## Exercise:
Copy each record below exactly, please, and leave its pictures out.

(Page and application data records)
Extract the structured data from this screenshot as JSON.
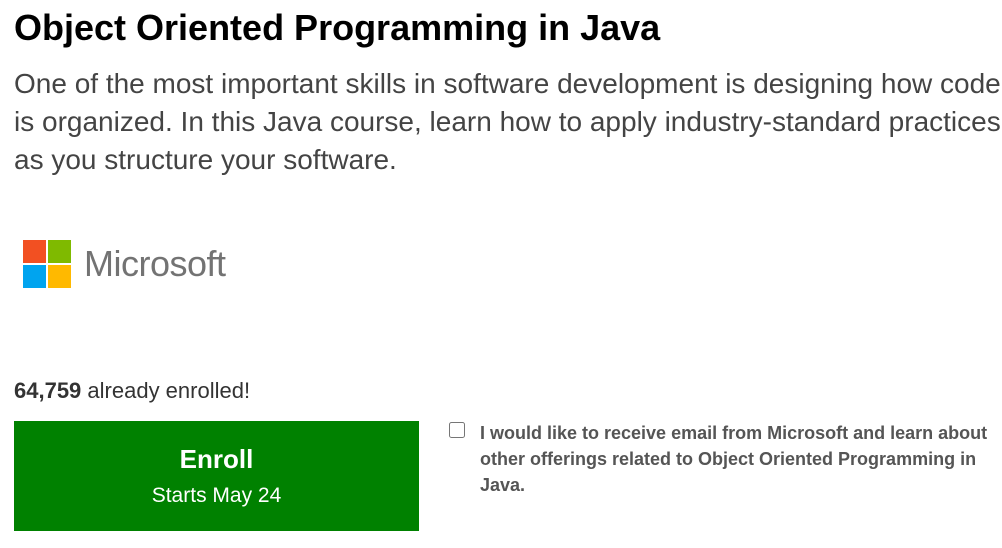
{
  "course": {
    "title": "Object Oriented Programming in Java",
    "description": "One of the most important skills in software development is designing how code is organized. In this Java course, learn how to apply industry-standard practices as you structure your software."
  },
  "provider": {
    "name": "Microsoft",
    "logo_icon": "microsoft-logo-icon",
    "logo_colors": [
      "#F25022",
      "#7FBA00",
      "#00A4EF",
      "#FFB900"
    ]
  },
  "enrollment": {
    "count": "64,759",
    "suffix": " already enrolled!"
  },
  "enroll_button": {
    "label": "Enroll",
    "subtext": "Starts May 24",
    "color": "#008100"
  },
  "optin": {
    "checked": false,
    "label": "I would like to receive email from Microsoft and learn about other offerings related to Object Oriented Programming in Java."
  }
}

## Result for this task:
Extract the structured data from this screenshot as JSON.
{
  "course": {
    "title": "Object Oriented Programming in Java",
    "description": "One of the most important skills in software development is designing how code is organized. In this Java course, learn how to apply industry-standard practices as you structure your software."
  },
  "provider": {
    "name": "Microsoft",
    "logo_icon": "microsoft-logo-icon",
    "logo_colors": [
      "#F25022",
      "#7FBA00",
      "#00A4EF",
      "#FFB900"
    ]
  },
  "enrollment": {
    "count": "64,759",
    "suffix": " already enrolled!"
  },
  "enroll_button": {
    "label": "Enroll",
    "subtext": "Starts May 24",
    "color": "#008100"
  },
  "optin": {
    "checked": false,
    "label": "I would like to receive email from Microsoft and learn about other offerings related to Object Oriented Programming in Java."
  }
}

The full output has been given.